Far fewer students this year saw their scores improve enough in math and English to put them on track to reach grade level. That decline was the driving force behind the huge increase in schools and districts that saw their grades drop.
“We have a long way to go there,” Ajit Gopalakrishnan, the leader of the State Department of Education’s performance office, told reporters when releasing the results.
He said he hopes the results are a wake-up call that prompts educators to question why so many schools and districts are seeing declines. In English, 8.5 percent fewer students are on-track to reach grade level, and in math, 3.3 percent fewer were on track. Just over half of students are on track to reach grade level.
“Growth is where [the department] is putting a lot of its emphasis… It is about saying, ‘Why are some students growing and others are not?” Gopalakrishnan said.
Looking at the overall zero-to-100 score, 146 school districts of the 201 receiving a grade for both the 2015-16 and 2016-17 school years saw declines. That’s 73 percent.
Fifty districts – one out of every four – saw their scores drop by more than four points. Fifteen districts saw their scores increase by more than four points.
In the 10 districts that have been among the lowest performing in the state for years – known as Opportunity or Reform districts where the state has increased involvement – seven saw their grades drop. These districts enroll one-quarter of the state’s public school students but 45 percent of students from low-income families and 54 percent of students who understand limited English.
Individual schools didn’t fare any better.
Scores dropped by more than four points at 351 schools, or one in three schools. A total of 131 schools saw their scores increase by more than four points.
The state has not done an analysis of how individual schools in which they intervened in through the so-called Commissioners’ Network program fared.
Other indicators that contribute to a school’s grade – but play a much smaller role – did see some increases. For example, students participating in and passing the exams in high-level courses such as Advanced Placement or International Baccalaureate increased by about 4 percent. It’s unclear where the increases took place and whether white, black, Hispanic and students from low-income families all saw increases. In its release, the department did not break out high-need groups that have historically struggled in school, as it did the previous two years.
Also seeing improvement were the rate of students with access to arts courses and those on-track to graduate high school.

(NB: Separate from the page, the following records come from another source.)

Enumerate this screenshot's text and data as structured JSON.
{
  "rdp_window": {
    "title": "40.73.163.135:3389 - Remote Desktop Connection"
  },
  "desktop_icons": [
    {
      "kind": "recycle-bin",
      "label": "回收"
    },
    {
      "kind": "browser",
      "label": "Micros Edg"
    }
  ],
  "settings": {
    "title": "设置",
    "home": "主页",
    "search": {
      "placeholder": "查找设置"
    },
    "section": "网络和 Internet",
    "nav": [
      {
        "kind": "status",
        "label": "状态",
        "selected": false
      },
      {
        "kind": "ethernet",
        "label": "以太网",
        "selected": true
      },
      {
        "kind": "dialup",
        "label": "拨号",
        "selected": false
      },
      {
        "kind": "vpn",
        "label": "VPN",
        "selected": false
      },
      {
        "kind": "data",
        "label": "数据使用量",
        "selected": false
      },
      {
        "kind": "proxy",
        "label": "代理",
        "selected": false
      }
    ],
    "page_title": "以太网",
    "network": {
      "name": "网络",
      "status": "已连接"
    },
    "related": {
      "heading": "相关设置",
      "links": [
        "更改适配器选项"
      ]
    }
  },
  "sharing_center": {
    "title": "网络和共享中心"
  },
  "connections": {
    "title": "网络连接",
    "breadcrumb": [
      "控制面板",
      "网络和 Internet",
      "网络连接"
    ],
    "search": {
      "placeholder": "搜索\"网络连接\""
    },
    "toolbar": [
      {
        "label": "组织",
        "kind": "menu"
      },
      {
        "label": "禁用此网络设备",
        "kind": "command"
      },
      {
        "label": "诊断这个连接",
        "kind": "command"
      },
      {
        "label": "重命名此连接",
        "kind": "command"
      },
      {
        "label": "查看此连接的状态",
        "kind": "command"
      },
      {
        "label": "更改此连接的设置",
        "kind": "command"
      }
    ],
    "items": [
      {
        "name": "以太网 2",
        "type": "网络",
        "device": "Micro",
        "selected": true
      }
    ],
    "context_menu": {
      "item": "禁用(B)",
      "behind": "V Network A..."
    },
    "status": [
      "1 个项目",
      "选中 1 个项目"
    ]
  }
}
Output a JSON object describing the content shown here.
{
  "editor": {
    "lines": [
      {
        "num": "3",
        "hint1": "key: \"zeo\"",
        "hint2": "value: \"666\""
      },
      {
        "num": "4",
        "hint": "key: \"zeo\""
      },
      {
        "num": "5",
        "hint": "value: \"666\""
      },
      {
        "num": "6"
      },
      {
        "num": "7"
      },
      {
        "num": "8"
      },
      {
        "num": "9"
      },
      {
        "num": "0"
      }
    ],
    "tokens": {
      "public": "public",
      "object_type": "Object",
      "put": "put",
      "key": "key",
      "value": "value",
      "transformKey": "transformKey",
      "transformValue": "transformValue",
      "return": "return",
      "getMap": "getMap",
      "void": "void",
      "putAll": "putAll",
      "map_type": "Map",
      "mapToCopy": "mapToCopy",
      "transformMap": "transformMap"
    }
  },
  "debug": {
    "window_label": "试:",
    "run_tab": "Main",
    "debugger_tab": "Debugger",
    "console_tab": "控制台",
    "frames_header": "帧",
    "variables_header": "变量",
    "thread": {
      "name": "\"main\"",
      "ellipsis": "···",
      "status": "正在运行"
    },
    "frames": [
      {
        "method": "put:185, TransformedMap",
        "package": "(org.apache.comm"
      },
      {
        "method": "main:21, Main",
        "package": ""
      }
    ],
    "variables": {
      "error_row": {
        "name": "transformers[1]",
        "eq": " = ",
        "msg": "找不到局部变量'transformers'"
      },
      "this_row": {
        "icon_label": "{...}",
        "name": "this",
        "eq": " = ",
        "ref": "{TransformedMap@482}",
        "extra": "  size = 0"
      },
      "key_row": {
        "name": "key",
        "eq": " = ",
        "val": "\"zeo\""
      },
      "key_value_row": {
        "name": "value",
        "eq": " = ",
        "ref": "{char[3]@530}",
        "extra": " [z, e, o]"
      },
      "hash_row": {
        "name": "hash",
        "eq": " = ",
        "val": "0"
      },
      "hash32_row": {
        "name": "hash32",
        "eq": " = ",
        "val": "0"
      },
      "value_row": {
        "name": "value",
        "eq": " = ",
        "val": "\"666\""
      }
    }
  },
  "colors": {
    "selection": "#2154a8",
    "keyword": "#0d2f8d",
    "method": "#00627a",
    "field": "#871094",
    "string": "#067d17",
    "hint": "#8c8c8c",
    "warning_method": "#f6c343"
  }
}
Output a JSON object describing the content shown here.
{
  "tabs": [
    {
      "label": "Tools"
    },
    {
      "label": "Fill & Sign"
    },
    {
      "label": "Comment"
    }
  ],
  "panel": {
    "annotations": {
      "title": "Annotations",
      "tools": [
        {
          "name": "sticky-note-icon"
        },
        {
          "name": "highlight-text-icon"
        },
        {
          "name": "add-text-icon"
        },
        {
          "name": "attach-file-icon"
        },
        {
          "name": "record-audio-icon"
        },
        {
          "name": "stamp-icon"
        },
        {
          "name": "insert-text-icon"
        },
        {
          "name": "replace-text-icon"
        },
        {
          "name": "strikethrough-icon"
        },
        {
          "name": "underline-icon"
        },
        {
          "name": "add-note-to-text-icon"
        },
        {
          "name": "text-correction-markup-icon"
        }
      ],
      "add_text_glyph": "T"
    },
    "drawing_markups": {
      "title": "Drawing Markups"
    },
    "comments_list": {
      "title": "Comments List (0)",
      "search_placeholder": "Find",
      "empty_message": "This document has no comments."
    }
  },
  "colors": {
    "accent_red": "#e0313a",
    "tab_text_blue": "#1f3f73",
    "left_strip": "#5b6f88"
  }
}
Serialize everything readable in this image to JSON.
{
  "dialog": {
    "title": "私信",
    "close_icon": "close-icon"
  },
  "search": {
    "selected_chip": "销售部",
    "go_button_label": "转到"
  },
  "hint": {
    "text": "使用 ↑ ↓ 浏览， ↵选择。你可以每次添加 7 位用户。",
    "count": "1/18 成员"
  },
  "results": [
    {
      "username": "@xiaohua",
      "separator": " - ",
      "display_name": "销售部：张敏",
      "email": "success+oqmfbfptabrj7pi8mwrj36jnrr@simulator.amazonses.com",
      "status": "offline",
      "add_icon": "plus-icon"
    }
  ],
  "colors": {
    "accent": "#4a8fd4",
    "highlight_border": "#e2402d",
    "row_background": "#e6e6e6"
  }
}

Gopalakrishnan said the department hopes the results will help schools and districts better understand where to focus their energy and that next year’s results will improve.
“It’s not a gotcha for a gotcha sake,” he said. “It’s about improving… We’ve really move from sanctions to support."

Grading Connecticut schools